### Activity:
Look through the listing below, and wherever a line has the string "JSON", pull it out.

Content starts

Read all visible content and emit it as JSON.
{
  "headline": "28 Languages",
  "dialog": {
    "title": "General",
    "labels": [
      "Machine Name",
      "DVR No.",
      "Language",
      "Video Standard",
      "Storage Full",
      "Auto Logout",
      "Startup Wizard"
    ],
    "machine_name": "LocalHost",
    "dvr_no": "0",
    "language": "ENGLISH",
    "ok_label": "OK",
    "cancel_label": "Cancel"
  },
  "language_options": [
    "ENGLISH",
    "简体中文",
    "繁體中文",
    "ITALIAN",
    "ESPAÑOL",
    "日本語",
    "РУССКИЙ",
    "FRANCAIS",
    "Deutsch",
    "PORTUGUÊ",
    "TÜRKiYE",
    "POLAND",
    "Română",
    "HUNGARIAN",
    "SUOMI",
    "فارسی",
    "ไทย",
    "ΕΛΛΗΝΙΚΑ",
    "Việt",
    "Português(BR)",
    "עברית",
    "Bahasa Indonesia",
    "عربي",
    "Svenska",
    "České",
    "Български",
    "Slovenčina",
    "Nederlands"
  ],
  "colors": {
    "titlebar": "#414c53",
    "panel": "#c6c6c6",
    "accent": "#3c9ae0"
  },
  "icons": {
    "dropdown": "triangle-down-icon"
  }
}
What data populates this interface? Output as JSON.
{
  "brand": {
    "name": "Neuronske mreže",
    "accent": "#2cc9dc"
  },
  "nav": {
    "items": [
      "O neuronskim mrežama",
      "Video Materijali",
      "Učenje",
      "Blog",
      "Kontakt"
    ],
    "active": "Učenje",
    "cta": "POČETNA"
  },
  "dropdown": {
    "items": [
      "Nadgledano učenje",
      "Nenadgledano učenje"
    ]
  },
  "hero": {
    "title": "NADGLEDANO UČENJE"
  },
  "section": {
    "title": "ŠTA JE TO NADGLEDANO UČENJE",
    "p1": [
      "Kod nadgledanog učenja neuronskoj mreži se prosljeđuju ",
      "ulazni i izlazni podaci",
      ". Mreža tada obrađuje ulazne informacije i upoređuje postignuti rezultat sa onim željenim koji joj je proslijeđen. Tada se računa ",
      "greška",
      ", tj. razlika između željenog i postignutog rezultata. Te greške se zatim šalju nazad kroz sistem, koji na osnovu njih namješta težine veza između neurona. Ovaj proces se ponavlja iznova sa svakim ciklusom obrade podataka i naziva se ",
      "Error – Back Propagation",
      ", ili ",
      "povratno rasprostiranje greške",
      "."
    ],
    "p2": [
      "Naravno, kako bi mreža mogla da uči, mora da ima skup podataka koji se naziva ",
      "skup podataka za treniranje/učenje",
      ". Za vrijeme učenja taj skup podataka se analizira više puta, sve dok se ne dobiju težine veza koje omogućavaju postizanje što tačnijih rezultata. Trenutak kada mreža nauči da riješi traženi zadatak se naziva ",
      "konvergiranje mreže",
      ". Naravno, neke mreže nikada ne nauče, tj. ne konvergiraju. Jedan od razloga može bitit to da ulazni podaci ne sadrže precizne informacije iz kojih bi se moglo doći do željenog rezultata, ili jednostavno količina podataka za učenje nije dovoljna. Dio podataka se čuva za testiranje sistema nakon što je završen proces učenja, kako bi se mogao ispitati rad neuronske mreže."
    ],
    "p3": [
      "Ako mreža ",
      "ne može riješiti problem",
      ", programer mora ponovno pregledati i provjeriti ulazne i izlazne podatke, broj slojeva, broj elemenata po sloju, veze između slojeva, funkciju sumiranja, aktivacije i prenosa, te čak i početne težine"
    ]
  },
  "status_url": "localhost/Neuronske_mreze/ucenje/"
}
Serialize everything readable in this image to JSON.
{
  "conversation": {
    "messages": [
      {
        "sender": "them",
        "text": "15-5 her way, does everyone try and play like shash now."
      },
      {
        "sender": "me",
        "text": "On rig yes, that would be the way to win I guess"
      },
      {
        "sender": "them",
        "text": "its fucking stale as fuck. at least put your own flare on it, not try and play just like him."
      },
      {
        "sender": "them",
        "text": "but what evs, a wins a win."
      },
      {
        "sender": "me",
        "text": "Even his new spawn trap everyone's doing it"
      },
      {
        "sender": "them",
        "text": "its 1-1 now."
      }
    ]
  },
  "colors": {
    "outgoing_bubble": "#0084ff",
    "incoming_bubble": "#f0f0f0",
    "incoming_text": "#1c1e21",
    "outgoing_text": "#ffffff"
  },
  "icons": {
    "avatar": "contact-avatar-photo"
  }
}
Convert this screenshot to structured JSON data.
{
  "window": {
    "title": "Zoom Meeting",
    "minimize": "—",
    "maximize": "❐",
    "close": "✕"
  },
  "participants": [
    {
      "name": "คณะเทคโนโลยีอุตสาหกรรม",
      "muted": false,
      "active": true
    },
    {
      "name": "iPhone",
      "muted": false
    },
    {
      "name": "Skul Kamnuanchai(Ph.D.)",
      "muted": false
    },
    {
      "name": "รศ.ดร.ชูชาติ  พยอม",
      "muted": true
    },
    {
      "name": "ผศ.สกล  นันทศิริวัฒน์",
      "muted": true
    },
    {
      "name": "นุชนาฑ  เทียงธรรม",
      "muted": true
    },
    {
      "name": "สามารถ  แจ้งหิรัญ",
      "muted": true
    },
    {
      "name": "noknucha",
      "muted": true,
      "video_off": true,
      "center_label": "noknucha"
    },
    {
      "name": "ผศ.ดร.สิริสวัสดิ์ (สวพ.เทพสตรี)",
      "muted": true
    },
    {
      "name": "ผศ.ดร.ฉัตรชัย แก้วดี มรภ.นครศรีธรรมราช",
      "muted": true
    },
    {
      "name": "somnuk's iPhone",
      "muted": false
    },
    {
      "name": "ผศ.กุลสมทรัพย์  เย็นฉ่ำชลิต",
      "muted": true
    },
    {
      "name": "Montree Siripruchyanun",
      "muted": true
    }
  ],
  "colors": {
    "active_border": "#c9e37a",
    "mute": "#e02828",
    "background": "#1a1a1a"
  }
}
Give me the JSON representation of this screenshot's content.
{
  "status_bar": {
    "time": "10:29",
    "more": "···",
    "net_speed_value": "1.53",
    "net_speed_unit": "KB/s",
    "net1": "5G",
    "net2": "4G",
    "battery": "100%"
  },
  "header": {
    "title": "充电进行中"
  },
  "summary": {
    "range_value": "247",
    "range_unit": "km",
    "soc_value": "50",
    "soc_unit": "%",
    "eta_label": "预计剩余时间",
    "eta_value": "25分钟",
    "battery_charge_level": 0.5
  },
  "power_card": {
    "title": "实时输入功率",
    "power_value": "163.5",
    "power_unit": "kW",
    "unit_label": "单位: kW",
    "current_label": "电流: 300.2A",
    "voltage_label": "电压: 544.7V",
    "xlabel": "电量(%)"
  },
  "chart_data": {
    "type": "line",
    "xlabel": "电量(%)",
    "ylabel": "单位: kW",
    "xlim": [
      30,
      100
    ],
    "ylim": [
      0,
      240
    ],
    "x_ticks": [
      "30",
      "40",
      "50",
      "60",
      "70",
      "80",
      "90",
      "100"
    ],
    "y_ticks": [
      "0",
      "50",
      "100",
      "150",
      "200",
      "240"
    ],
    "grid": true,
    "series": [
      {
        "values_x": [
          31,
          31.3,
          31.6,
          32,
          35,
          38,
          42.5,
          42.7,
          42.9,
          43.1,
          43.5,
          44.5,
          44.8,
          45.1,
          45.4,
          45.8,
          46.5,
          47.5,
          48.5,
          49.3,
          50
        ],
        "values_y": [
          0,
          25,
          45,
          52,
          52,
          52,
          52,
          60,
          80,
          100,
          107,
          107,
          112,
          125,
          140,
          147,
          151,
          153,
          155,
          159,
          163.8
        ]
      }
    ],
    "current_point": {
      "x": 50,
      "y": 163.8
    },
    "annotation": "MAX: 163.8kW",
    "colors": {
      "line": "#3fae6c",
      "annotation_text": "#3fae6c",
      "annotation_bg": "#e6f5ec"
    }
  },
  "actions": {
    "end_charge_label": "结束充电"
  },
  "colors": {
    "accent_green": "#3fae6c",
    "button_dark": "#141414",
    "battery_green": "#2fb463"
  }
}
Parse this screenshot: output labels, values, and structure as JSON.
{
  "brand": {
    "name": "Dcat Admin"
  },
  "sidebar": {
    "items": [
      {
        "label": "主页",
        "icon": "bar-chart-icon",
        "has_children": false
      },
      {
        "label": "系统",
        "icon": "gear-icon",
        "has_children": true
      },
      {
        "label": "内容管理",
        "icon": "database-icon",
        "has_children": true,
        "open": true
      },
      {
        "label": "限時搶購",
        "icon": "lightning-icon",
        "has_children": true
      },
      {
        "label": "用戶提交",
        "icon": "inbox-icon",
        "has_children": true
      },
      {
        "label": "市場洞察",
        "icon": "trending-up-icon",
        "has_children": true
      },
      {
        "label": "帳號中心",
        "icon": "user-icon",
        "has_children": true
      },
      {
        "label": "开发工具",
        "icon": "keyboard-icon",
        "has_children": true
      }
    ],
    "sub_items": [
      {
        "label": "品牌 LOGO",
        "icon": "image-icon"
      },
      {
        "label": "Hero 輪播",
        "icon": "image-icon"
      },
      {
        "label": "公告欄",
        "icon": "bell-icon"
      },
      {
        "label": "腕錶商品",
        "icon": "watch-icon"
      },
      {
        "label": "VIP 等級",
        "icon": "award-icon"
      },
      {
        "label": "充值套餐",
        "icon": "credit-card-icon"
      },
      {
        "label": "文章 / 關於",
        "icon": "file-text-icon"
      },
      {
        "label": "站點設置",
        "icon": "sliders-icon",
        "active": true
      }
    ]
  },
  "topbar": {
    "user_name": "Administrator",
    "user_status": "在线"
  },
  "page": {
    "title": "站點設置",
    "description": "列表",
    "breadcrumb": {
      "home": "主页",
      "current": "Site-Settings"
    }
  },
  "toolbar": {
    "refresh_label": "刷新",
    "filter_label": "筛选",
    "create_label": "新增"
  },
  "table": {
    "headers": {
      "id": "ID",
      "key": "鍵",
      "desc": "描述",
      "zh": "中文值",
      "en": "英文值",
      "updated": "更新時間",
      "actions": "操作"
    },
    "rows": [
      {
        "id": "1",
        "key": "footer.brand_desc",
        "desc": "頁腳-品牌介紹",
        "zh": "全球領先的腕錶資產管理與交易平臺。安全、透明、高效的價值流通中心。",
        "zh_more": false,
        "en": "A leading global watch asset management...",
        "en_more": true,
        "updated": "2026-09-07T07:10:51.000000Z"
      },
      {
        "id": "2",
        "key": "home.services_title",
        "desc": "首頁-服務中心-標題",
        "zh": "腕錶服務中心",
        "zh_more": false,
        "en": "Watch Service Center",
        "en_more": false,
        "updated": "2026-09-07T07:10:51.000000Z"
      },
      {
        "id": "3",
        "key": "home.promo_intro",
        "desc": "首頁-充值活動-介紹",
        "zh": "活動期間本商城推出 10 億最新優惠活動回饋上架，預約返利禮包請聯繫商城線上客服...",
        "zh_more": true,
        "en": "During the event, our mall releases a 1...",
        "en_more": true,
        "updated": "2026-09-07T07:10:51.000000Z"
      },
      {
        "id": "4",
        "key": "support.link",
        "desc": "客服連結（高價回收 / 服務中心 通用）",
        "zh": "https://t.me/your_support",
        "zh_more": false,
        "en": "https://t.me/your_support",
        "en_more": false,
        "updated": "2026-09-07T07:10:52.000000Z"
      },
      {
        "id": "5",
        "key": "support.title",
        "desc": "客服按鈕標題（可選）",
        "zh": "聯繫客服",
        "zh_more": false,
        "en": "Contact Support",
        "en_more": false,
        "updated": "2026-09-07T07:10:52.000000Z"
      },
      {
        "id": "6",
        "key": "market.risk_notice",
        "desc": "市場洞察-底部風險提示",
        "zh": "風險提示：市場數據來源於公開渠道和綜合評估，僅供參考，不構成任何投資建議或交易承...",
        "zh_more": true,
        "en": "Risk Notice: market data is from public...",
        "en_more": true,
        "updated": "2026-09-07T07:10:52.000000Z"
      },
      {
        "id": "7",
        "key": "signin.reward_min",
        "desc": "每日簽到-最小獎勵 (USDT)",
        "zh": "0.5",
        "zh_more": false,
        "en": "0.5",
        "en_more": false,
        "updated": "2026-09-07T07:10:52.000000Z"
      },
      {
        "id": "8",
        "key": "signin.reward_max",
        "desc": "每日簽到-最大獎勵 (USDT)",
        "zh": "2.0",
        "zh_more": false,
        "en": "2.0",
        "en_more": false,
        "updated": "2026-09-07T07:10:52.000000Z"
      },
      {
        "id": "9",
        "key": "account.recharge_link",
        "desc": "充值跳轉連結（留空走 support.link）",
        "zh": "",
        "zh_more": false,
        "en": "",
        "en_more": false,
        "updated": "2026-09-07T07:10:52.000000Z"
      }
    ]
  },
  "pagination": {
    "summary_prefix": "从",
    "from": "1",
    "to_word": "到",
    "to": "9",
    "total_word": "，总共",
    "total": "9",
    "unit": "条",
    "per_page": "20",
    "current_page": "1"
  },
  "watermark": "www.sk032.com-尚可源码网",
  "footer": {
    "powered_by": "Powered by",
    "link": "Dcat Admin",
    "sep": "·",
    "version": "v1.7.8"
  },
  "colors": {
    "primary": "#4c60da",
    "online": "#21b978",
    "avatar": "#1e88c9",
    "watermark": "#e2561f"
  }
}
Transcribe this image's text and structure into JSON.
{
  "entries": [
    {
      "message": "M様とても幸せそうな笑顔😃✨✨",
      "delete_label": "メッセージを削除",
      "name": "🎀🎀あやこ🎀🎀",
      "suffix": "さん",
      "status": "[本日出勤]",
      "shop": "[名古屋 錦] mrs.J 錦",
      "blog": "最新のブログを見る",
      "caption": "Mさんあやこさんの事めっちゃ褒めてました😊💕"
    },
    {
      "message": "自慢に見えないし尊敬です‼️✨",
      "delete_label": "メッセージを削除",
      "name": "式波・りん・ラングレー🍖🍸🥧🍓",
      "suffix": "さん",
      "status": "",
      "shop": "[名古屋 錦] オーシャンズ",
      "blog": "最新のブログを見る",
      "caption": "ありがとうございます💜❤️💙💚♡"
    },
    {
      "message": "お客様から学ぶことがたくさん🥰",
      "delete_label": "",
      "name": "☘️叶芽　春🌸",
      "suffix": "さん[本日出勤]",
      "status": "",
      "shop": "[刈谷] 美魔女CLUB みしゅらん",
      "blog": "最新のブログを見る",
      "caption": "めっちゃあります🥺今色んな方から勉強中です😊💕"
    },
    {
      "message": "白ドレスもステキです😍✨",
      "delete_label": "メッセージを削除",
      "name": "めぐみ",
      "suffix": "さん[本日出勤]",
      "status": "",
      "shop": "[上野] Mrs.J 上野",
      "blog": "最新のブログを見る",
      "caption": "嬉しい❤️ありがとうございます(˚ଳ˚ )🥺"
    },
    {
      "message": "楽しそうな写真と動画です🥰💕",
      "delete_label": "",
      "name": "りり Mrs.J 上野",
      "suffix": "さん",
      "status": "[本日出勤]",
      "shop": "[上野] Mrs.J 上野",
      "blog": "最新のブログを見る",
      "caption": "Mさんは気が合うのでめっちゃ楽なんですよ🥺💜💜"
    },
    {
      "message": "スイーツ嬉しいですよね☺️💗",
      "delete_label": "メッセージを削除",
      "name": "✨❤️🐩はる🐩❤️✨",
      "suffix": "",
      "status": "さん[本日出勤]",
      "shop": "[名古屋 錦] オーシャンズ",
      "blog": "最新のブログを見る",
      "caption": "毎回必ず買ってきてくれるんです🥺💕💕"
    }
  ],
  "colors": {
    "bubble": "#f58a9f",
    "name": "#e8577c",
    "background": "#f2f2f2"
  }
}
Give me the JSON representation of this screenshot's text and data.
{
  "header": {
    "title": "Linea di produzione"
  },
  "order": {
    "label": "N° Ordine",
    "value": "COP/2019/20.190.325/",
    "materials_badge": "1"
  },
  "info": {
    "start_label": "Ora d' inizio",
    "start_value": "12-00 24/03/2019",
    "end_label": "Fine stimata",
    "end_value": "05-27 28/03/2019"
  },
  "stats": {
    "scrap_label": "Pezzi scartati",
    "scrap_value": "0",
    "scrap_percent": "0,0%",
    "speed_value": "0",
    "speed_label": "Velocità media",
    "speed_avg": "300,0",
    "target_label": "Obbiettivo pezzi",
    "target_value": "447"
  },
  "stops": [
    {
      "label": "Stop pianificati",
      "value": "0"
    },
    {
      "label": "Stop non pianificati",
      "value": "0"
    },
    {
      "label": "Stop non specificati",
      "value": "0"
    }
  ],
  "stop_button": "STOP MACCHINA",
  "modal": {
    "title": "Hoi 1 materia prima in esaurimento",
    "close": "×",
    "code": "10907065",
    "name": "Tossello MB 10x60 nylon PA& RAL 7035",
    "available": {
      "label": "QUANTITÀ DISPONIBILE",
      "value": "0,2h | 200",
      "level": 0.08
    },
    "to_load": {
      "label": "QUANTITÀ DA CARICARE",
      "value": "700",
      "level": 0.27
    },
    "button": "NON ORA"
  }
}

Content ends

### Your response:
Read all visible content and emit it as JSON.
What data populates this interface? Output as JSON.
Serialize everything readable in this image to JSON.
Convert this screenshot to structured JSON data.
Give me the JSON representation of this screenshot's content.
Parse this screenshot: output labels, values, and structure as JSON.
Transcribe this image's text and structure into JSON.
Give me the JSON representation of this screenshot's text and data.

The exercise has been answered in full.